John Martin was born January, 1944, near Moose Lake, to Flora and John Martin Sr. At eight years of age, John Jr. was accompanying his father by dog sled to check traps and snares. “Winter was called, ‘long fur season’ because of the animals trapped: lynx, fox, wolves, coyote, mink and otter. In spring, ‘short fur season,’ we caught beaver and muskrat.” Bush life appealed to John.
At age fourteen John Jr. attended Dauphin Residential School. “I left at eighteen years of age. My experience was not bad but the food was terrible. I married Joyce, whom I met in school, that year in Fairford.”
Realizing there was something missing in his life, John initiated a quest to learn from the elders. “I travelled to Alberta to learn traditional teachings and began to partake in fasting and sweat lodge ceremonies. It was what I was missing.”
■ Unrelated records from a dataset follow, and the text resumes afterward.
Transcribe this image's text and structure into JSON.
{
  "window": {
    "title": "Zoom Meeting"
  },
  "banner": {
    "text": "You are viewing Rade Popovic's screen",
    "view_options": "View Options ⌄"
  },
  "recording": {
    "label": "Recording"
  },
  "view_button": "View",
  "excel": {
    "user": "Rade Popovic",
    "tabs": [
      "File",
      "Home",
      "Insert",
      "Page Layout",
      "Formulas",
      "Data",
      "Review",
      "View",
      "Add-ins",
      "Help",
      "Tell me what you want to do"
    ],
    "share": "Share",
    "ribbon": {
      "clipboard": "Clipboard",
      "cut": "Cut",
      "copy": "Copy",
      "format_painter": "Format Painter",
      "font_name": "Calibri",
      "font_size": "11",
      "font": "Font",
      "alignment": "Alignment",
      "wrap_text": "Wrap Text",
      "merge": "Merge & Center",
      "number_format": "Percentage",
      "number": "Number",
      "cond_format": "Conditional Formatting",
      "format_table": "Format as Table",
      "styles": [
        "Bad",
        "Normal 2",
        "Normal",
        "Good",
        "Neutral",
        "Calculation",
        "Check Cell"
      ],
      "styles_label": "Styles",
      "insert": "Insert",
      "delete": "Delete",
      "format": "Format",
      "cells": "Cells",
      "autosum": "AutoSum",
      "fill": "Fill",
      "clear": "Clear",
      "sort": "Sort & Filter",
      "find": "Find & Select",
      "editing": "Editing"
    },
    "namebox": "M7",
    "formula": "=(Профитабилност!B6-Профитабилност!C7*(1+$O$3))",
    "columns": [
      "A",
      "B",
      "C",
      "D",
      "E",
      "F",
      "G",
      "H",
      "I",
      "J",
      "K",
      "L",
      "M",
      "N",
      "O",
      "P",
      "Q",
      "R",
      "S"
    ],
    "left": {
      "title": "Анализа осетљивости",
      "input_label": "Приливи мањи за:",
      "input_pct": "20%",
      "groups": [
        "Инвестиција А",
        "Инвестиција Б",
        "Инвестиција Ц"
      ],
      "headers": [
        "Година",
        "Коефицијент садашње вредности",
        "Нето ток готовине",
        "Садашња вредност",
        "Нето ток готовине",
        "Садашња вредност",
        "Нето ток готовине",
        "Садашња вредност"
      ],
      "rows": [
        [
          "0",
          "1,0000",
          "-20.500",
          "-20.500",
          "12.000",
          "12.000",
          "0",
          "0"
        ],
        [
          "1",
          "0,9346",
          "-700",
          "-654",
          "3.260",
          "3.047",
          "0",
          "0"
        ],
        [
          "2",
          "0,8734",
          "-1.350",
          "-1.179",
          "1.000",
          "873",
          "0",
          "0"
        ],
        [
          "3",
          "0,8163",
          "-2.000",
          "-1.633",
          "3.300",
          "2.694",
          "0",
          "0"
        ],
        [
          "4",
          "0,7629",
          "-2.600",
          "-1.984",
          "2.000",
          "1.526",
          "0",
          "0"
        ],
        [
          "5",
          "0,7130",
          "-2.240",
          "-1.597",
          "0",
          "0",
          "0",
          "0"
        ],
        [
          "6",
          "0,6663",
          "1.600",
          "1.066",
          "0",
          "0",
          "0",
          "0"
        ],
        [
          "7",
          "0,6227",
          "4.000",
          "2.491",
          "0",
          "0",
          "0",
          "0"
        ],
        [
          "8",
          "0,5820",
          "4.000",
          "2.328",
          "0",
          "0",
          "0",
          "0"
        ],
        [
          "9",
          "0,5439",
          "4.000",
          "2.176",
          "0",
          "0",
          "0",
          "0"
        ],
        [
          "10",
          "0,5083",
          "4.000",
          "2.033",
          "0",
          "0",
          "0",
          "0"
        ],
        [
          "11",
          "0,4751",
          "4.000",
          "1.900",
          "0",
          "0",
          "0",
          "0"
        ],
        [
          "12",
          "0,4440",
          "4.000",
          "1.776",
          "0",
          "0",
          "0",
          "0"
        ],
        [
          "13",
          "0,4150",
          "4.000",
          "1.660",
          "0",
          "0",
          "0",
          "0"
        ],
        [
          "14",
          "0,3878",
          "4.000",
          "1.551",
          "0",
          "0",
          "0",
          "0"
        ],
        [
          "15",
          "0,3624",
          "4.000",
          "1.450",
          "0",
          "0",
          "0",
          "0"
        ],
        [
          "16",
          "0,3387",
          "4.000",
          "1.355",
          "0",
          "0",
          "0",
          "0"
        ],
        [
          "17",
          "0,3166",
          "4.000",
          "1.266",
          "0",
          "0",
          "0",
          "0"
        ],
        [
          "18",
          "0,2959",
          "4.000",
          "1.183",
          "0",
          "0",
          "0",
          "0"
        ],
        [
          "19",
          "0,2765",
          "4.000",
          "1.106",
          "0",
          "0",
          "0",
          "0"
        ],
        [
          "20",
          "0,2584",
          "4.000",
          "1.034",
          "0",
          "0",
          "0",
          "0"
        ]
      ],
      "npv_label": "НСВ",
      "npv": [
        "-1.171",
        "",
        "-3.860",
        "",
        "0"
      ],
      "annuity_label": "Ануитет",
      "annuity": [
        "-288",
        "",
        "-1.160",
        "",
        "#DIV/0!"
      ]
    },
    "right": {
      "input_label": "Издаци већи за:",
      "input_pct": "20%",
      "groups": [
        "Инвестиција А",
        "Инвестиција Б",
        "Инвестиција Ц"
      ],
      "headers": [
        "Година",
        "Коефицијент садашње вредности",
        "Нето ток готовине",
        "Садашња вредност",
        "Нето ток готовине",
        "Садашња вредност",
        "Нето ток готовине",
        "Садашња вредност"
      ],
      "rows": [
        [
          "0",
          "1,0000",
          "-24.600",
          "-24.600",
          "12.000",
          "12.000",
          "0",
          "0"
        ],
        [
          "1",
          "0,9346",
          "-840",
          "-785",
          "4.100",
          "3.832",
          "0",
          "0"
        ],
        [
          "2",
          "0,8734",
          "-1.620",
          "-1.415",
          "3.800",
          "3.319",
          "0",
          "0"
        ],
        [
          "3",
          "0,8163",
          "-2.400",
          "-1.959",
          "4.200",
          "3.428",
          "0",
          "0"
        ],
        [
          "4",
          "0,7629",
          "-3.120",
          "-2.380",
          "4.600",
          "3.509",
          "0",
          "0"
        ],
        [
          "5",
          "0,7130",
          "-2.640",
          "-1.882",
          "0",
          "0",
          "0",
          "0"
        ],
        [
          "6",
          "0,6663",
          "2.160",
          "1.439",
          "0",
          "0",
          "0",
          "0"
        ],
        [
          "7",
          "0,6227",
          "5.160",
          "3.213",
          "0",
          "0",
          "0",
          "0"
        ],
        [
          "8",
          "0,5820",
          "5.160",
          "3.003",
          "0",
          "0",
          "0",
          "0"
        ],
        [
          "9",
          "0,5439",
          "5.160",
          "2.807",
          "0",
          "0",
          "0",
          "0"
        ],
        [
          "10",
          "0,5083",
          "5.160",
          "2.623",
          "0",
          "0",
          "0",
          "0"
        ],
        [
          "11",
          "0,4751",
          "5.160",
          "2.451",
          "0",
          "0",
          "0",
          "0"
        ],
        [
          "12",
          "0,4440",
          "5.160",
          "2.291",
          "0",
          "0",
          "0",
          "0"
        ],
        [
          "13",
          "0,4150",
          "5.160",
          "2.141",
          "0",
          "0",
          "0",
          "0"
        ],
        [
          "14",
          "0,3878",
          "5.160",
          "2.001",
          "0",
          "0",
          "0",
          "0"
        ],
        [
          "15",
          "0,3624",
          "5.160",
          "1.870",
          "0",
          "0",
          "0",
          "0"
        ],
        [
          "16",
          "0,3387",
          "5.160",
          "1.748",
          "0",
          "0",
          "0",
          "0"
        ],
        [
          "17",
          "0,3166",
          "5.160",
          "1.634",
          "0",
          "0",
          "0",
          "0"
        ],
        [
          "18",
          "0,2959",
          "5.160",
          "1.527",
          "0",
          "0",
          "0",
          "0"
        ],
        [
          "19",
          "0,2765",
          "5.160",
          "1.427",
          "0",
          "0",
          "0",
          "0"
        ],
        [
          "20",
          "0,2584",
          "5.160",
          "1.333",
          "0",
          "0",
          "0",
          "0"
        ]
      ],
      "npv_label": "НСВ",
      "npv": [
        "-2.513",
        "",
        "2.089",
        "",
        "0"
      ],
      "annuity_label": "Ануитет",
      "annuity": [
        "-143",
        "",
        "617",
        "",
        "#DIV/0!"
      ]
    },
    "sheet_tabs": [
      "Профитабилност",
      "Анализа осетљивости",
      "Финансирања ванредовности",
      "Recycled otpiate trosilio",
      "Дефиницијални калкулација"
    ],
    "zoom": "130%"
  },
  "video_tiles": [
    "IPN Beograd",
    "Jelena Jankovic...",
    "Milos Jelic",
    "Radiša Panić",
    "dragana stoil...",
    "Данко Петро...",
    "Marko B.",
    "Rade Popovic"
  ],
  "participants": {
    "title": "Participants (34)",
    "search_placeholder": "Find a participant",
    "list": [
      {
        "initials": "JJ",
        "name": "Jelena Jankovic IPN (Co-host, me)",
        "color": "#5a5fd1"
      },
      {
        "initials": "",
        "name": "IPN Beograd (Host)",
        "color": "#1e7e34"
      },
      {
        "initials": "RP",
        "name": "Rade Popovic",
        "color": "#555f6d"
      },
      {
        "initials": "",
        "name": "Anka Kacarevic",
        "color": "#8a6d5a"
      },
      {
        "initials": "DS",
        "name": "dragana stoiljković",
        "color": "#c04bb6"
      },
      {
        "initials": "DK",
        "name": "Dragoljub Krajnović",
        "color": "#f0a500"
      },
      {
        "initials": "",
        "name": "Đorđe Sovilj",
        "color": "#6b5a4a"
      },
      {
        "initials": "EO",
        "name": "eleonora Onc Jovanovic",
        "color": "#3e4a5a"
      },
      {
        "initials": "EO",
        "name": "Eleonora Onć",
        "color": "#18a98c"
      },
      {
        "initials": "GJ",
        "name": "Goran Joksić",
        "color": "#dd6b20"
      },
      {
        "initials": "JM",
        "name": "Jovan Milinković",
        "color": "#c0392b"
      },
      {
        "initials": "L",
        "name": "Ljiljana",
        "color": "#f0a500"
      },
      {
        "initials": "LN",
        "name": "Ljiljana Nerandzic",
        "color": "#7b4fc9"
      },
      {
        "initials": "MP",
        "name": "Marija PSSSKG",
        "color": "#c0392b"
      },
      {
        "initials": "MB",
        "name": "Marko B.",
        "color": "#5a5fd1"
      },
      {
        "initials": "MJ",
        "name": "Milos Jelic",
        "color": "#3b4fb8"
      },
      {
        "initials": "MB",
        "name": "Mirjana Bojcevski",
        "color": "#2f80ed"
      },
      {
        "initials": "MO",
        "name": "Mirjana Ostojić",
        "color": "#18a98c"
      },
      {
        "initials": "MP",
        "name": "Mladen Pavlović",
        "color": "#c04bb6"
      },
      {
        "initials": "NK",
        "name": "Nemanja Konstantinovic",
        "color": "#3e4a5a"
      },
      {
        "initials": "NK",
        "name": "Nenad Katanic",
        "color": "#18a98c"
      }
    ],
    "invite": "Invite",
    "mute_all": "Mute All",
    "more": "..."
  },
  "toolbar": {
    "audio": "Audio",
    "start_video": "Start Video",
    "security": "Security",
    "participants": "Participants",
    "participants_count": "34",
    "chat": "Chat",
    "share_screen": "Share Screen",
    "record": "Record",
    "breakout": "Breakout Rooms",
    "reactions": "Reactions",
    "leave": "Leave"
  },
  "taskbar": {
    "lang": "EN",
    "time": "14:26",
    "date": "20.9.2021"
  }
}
After years of counseling in Moose Lake, John was recognized for his efforts. “I was asked by Manitoba Corrections to work with aboriginal inmates in The Pas. We counseled and performed traditional teachings under certain restrictions. By 1991, John was considered an Elder. Years later John was asked to work as an Elder at Keewatin Community College in The Pas which led to him becoming resident Elder of the future UCN campus. John provides cultural camps, tepee and medicine wheel teachings to staff, management, students and communities. “It is working with students that is so rewarding. It is my wish our youth know who they are, where they come from and where they are going.”